Being stuck in Freetown is not my idea of fun. When Alastair and I arrived in Sierra Leone, in the wee hours of last Sunday morning, we decided it was best to postpone our drive up to camp to be present for several meetings in town.
Currently, there is a fuel crisis going on in the country, with shortages of petrol causing masses of people to cluster around stations and queue up for hours in enormously long lines.
Without enough petrol, running the generator at the house we were sleeping in was infrequent at best. Lack of electricity is manageable, but water was also scarce, being dry season, and we ran out of that as well. No water, no electricity = no fun.
Alastair needed travel to camp, and I needed to stay in Freetown for another critical meeting. Therefore, I moved into a hotel that clearly didn’t have as much trouble finding the bare necessities. I had electricity, I had water, but I was alone…no fun.
Nevertheless, I had a meeting to attend, and, Alastair didn’t forget about me. Over the phone, he realized that a man we know from an exploration company right over the hill from our camp, Jamie, was flying up to his site from Freetown at the same time that my meeting finished. Flying!

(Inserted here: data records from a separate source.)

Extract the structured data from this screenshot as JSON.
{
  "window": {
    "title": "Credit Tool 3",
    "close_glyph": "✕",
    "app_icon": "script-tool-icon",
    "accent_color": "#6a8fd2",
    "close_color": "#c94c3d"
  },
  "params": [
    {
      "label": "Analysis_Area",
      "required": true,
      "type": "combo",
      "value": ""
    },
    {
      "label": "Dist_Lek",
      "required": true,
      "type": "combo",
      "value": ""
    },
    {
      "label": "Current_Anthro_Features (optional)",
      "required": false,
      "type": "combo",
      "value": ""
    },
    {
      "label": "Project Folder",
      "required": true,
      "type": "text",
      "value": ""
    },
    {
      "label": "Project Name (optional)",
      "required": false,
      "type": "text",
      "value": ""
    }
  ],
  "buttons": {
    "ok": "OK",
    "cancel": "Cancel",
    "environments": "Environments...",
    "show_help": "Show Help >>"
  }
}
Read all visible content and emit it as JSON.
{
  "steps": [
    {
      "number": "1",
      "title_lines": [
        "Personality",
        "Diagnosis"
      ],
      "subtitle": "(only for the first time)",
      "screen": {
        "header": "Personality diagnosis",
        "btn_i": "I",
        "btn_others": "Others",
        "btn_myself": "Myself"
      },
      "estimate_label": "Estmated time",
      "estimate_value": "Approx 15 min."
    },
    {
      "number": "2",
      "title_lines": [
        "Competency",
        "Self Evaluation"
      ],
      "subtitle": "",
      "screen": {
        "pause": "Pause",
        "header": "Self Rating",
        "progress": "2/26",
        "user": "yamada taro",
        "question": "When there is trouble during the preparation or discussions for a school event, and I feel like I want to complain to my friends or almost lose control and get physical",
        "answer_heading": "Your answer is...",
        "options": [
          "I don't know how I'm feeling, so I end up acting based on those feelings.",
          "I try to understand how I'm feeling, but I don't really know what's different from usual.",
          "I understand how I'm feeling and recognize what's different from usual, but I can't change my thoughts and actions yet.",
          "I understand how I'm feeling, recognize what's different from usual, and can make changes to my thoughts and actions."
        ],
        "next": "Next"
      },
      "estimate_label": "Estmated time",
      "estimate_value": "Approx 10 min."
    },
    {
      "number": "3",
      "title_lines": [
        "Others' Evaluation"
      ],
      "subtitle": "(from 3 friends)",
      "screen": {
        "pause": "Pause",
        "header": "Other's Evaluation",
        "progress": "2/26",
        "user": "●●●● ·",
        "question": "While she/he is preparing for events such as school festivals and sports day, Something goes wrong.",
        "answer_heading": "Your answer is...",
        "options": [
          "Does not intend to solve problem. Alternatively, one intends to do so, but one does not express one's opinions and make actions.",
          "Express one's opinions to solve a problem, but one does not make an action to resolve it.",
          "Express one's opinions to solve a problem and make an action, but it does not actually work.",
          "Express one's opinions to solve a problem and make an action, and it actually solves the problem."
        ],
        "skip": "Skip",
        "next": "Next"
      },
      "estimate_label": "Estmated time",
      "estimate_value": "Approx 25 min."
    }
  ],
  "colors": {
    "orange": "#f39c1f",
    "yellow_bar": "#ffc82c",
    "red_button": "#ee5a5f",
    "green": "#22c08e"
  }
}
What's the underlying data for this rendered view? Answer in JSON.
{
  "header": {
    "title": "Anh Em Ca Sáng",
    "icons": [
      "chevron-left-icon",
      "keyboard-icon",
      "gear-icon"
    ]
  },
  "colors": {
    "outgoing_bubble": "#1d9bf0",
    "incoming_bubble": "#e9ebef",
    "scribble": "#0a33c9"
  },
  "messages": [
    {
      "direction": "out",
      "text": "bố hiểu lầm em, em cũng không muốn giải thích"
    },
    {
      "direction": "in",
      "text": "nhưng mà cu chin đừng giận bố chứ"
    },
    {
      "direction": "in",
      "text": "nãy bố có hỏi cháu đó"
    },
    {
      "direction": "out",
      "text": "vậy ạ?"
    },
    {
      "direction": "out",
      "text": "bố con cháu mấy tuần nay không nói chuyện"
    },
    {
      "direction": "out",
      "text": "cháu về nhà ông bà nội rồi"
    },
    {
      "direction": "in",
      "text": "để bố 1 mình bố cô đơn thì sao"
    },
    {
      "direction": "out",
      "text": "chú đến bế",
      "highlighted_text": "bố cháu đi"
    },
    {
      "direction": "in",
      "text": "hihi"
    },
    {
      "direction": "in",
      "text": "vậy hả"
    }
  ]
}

They use a helicopter to get to site instead of bouncing along the road in a vehicle for eight hours. Genius.
Jamie is a gentleman and, after speaking with Alastair, he kindly extended the invitation for me travel with him in style.
This was my first helicopter ride and I was sooooo excited!
Probably too excited.
I was given safety instructions, put a headset on, buckled myself in, and up into the air we went!
The sky was hazy from the Harmattan blowing dust from the Sahara, which didn’t make for the best visibility, but also didn’t dampen my spirits.
It was incredible to see the country from high up above, but still be low enough to notice the details of the terrain. There are tiny villages that seem to be in the middle of nowhere with no road access.
The hour long flight was quickly coming to an end as our camp came into view in the distance. It was strange to see it from above as we rounded on the helipad and came down for our landing.
It was a fantastic feeling knowing that I was about to hop out of a helicopter in camp after being in Freetown just an hour prior. I yelled a thank you into my headset and jumped out of the craft while the blades were still spinning. It immediately took off again and I was happily reunited with Alastair.
I can’t imagine a better way to get to camp from Freetown.
Now, THAT was fun!